So I was thinking about two games, both made by the same author, but one’s the first and the other is a sequel, and what if you had the player be able to transfer their game file from one game to the other? Like, all the items and such that the character is carrying within the game be able to transfer along with their save file to the next game? Has this already been done?
I can’t think of any off the top of my head that do it, but it’s definitely possible with Inform 7 and Glulx. It’s talked about in the documentation in chapter 22.10-22.13.
You can read and write data files with Inform, but I think Glulx is required, and I’m not sure if it would work in Parchment. But the data files are your own data, not savegames. You’d need to specify all the necessary state information yourself.
I think this question has come up in the forums before. Maybe try searching for it.
But if all you want is to keep track of items, what about just giving the player a code at the end of the first game and having them type in that code at the beginning of the second game? Assuming the set of items is fixed and not random, you could accomplish what you want without having to worry about files.
Another option is to ask a series of questions from the player at the start of the second part, like “Did you find the gold treasure?” and “Were you carrying the stuffed squirrel?” I seem to recall the Earth & Sky series did this.
You could even implement this idea with random items if you wanted to, but it would be a lot more work, and a lot more codes involved, lol. Maybe you could have a certain length digit…and a number of items…
like say 9 helms, 9 armours, 9 swords, 9 rings…what ever…
if you have sword 1 the first digit is 1
if you have helm 4 the second digit is 4
ring 6 third digit is 6
thus your code is 146…
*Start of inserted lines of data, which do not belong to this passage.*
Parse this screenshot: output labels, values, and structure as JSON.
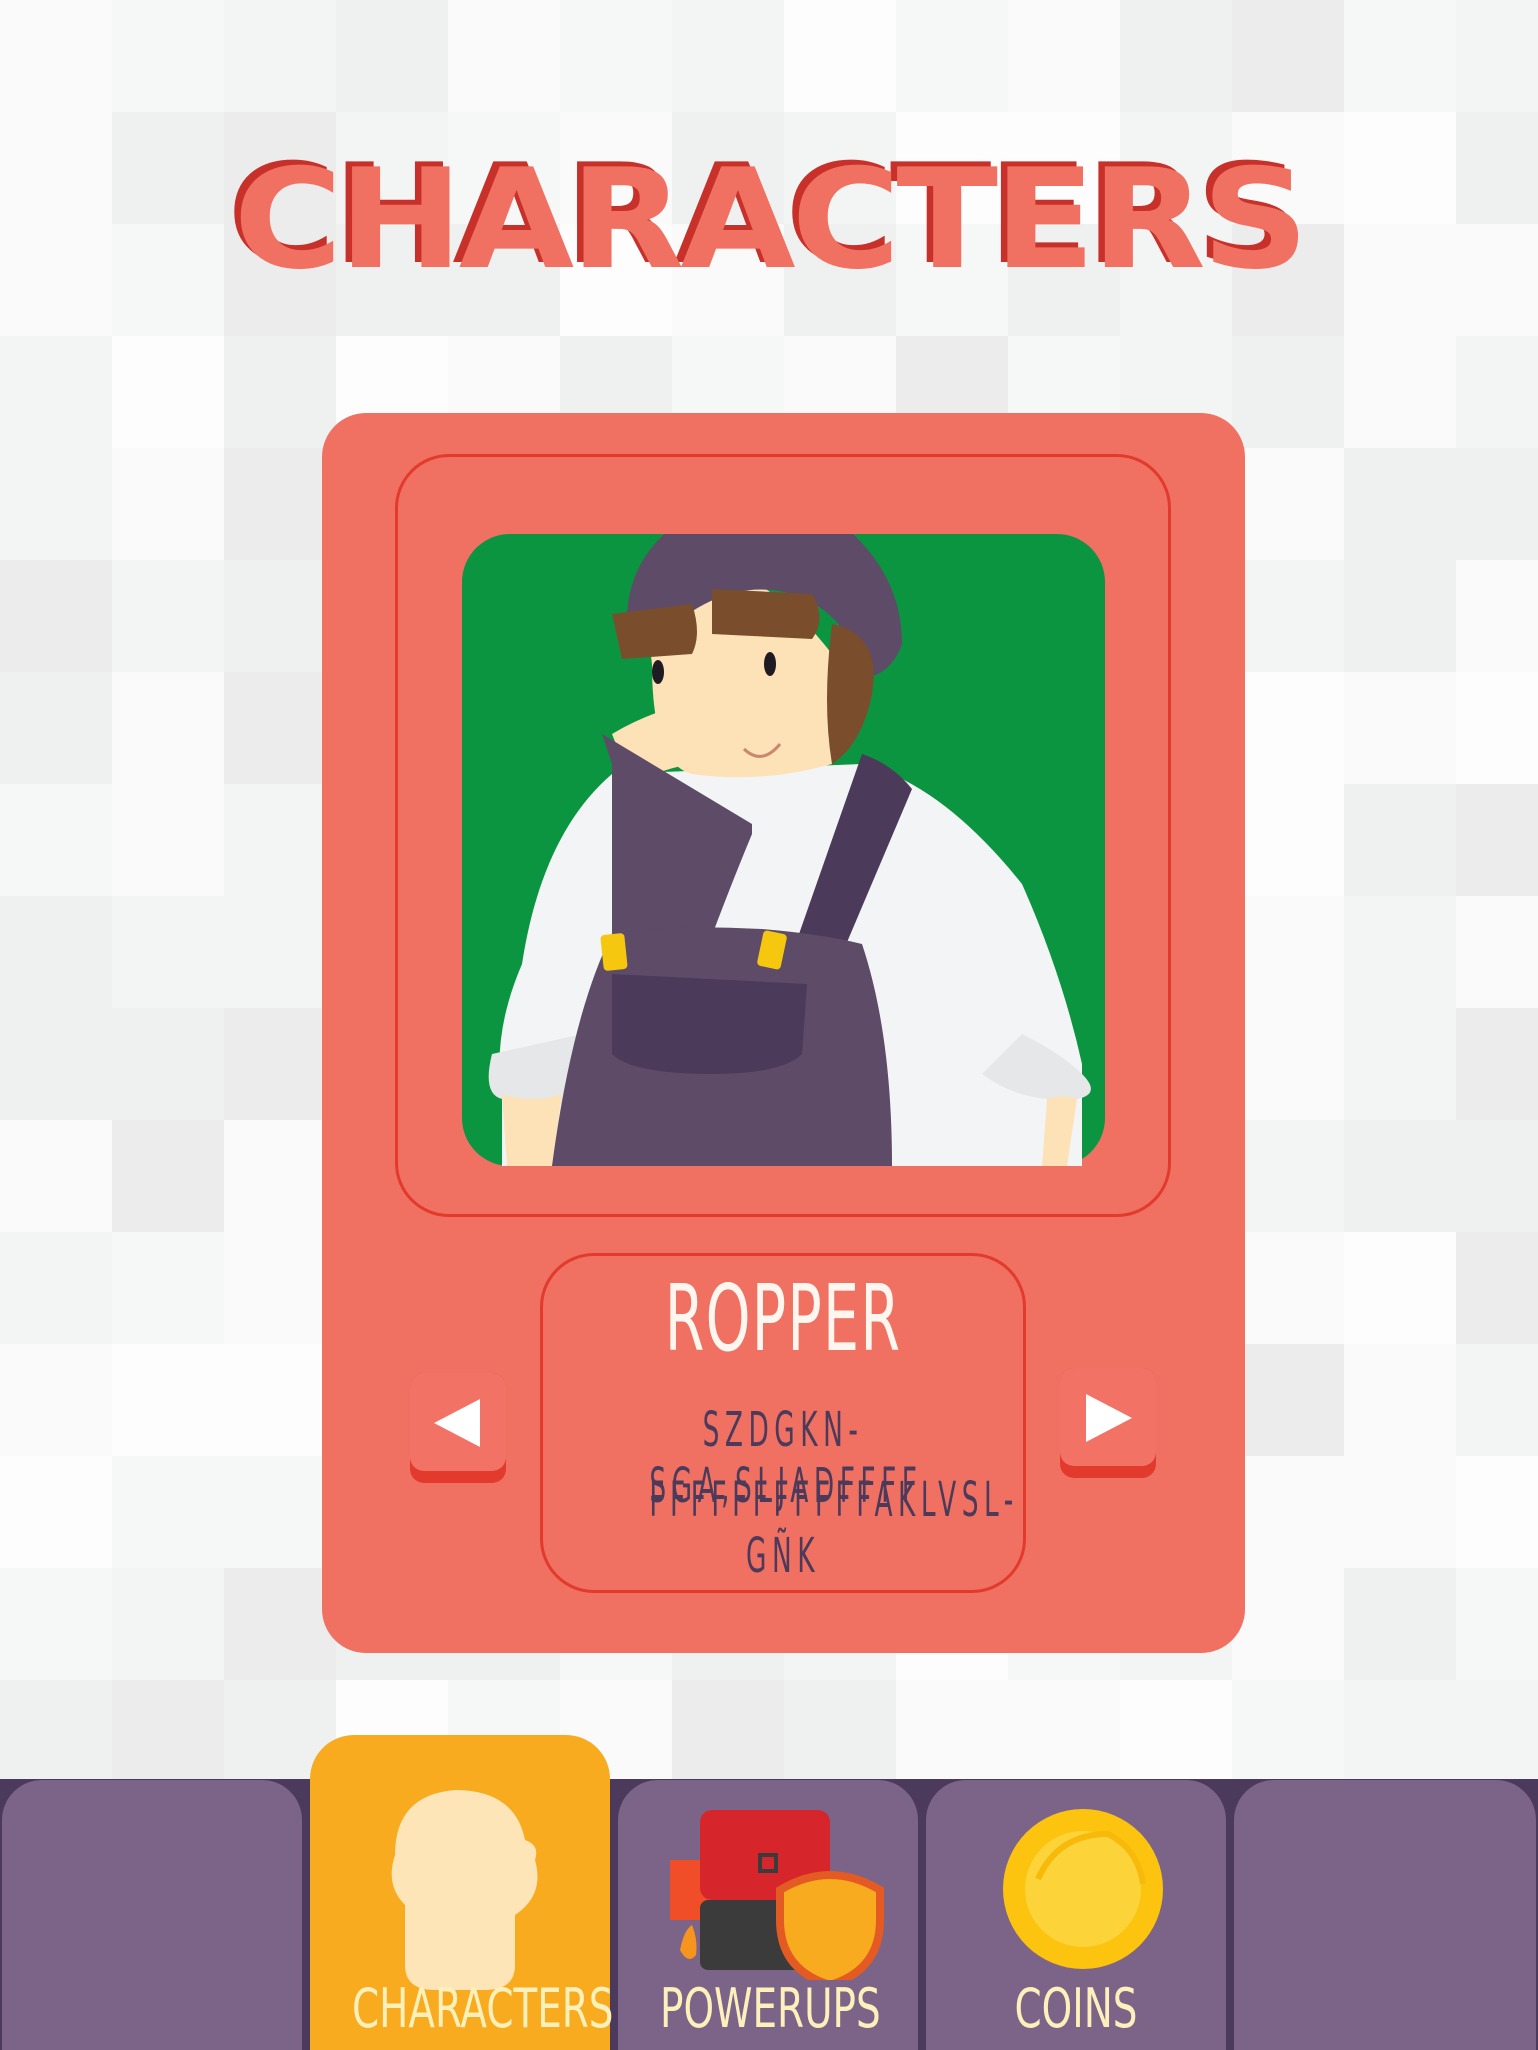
{
  "screen_title": "CHARACTERS",
  "character": {
    "name": "ROPPER",
    "description_line1": "SZDGKN-SGA,SLJADFFFF",
    "description_line2": "FFFFFFFFFFFAKLVSL-GÑK"
  },
  "nav": {
    "prev_icon": "left-arrow-icon",
    "next_icon": "right-arrow-icon"
  },
  "tabs": [
    {
      "label": "",
      "icon": ""
    },
    {
      "label": "CHARACTERS",
      "icon": "character-silhouette-icon",
      "active": true
    },
    {
      "label": "POWERUPS",
      "icon": "jetpack-shield-icon"
    },
    {
      "label": "COINS",
      "icon": "coin-icon"
    },
    {
      "label": "",
      "icon": ""
    }
  ],
  "colors": {
    "card": "#f07062",
    "card_border": "#e23b2e",
    "portrait_bg": "#0b9541",
    "tab_bar": "#7c6488",
    "tab_active": "#f8ab1e",
    "tab_text": "#fdf0bb"
  }
}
I was thinking of doing a code like Jackson suggested; my idea would just be to give every item a unique number and assemble the code by just repeating through inventory and sticking them all together, with or without a separating character. Then you break the string up at the separating characters and add each item back into inventory. This would allow you to have any number of items as long as they’re numbered.
Suggestion: You could use something like Base64 encoding to keep the string shorter. You could just do it “manually” - assign fix-length strings instead of numbers to your “flags” - it doesn’t have to be just objects, it could be other types of choices too. (Did the player damage his knee? Append “xh1” to the string, etc.)
Or here’s another wacky idea: to make up a list of generic codes like that and allow you to transfer characters between games in general!
pgm: player gender is male
pgf: player gender is female
wr0 - wr9: (player has a) weapon, ranged (wr0 is a rock, wr9 is the “BFG”)
wc0 - wc9: (player has a) weapon, cutting (0 is something reasonably sharp, 9 is some arcane super-sword).
rr0 : romantic relationship: the player has fallen for contestant #0.
ls0: the player has a light source (torch, flashlight, etc)
etc - I’m obviously just winging this.
Then every game would be responsible for importing a character (Jules:pgmwr3rr0) and interpreting the codes as applicable in that particular game (No fighting? Just ignore the weapons).
And when the game ends, export the code: (“To continue the game in another IF Transport-enabled game: enter this code at the beginning of play: ‘Jules:pgmwr3rr0’”.)
hey thanks for the advice guys
I’ll look throughout the forums and see what I can dig up.
frudster: That could be a totally fun idea for a minicomp. There could be an extension that handles the input and output strings and everyone has to write a compatible game.
Exquisite Corpse: the IF Comp.
See also Eamon.
Do people like this idea? Because I could try whipping up an extension to handle it if there’s some interest. I think it would be fun.